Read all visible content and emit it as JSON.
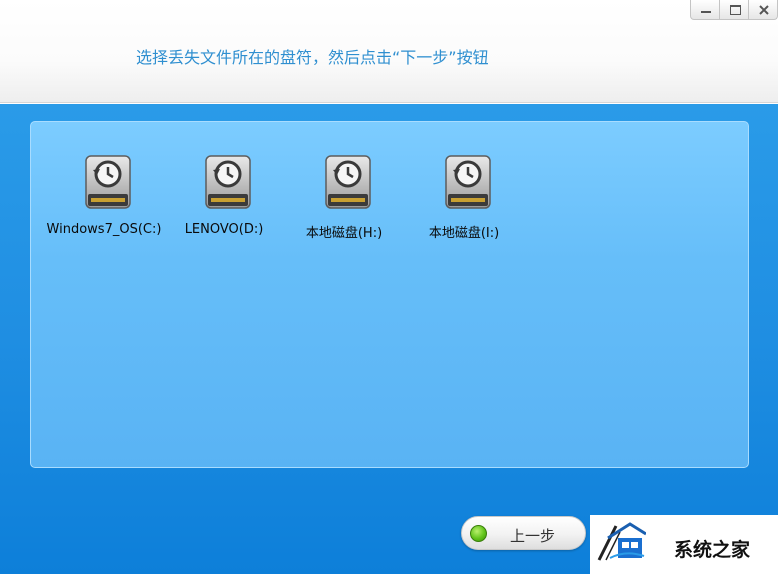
{
  "header": {
    "instruction": "选择丢失文件所在的盘符，然后点击“下一步”按钮"
  },
  "window_controls": [
    {
      "name": "minimize-button",
      "icon": "minimize-icon"
    },
    {
      "name": "maximize-button",
      "icon": "maximize-icon"
    },
    {
      "name": "close-button",
      "icon": "close-icon"
    }
  ],
  "drives": [
    {
      "label": "Windows7_OS(C:)",
      "icon": "hard-drive-restore-icon"
    },
    {
      "label": "LENOVO(D:)",
      "icon": "hard-drive-restore-icon"
    },
    {
      "label": "本地磁盘(H:)",
      "icon": "hard-drive-restore-icon"
    },
    {
      "label": "本地磁盘(I:)",
      "icon": "hard-drive-restore-icon"
    }
  ],
  "footer": {
    "prev_label": "上一步"
  },
  "watermark": {
    "text": "系统之家"
  },
  "colors": {
    "accent": "#2f8fd0",
    "background_blue": "#1f8ee2",
    "panel_blue": "#66bef9",
    "status_green": "#62c41b"
  }
}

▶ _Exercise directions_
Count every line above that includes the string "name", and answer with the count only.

▶ _Solution to this task_
3